The insulated vinyl siding provides better thermal isolation and energy savings, thus lowering your bills. Still, most homeowners choose more affordable panels since their low cost is the vital advantage over steel siding.
Nowadays, most manufacturers sell custom-sized vinyl siding panels with predrilled holes. Plus, they are featherlight and slim. That means you can quickly mount them on your own and save money intended for labor and installation.
If you have to work on a limited budget and time, vinyl siding is a perfect solution since you can install it in a matter of hours.
Vinyl Siding Downsides
On the other hand, vinyl siding is more prone to weather damage than steel. Some of its vital minuses are:
There is no way you can recycle vinyl, at least for now. Plus, PVC production releases harmful greenhouse gasses. If you look for an ecological siding, consider other materials, like steel.
Keep in mind that vinyl releases the hazardous toxin dioxin once it heats on the sun. If you live in a warm climate, it is better to consider more eco-friendly steel siding.
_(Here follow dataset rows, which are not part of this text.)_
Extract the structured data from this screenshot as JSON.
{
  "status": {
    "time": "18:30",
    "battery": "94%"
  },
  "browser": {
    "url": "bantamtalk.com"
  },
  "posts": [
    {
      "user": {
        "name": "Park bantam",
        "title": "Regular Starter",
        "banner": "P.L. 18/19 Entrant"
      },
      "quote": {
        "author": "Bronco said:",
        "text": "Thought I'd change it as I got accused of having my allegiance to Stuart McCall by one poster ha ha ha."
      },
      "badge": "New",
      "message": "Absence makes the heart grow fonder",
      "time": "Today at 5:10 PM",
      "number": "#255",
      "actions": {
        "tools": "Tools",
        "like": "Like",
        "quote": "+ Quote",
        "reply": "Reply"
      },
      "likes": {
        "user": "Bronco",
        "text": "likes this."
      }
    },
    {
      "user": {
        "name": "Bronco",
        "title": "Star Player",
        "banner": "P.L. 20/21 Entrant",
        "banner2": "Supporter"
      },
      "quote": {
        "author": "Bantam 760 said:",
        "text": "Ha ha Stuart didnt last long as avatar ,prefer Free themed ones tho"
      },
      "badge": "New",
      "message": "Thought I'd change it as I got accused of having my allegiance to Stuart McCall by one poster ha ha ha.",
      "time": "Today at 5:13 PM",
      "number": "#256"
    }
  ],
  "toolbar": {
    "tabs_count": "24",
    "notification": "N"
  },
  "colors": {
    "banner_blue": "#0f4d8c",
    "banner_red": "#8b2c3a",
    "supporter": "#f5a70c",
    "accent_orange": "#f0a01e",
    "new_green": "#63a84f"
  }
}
The vinyl siding lasts much shorter than a steel one. In most cases, you can count on 20 to 30 years of its durability. Potentially, there are ways to prolong its longevity with proper maintenance for another ten years.
The most unappealing thing about vinyl siding is discoloration when disposed to sunlight. Besides, bends and cracks are also high on the list of homeowners’ complaints. Many people think even the new vinyl siding has plastic, fake, and unaesthetic effects.
No matter how careful you are, accidents do happen. It is vital to keep in mind that vinyl siding is flammable. Plus, it will release highly poisonous dioxin and chlorine as plastic burns.
In other words, you risk asphyxiation due to PVC fumes before the fire even reaches you in the case of an unfortunate event. That is why many homeowners put safety first and install steel siding since it has Class A fire resistance, which is a huge advantage.
Both steel and vinyl sidings have their pluses and minuses. Still, steel provides better protection for your home, despite its significantly higher cost. It also lasts more than vinyl siding. However, many homeowners settle with vinyl due to its affordability and quick DIY installation.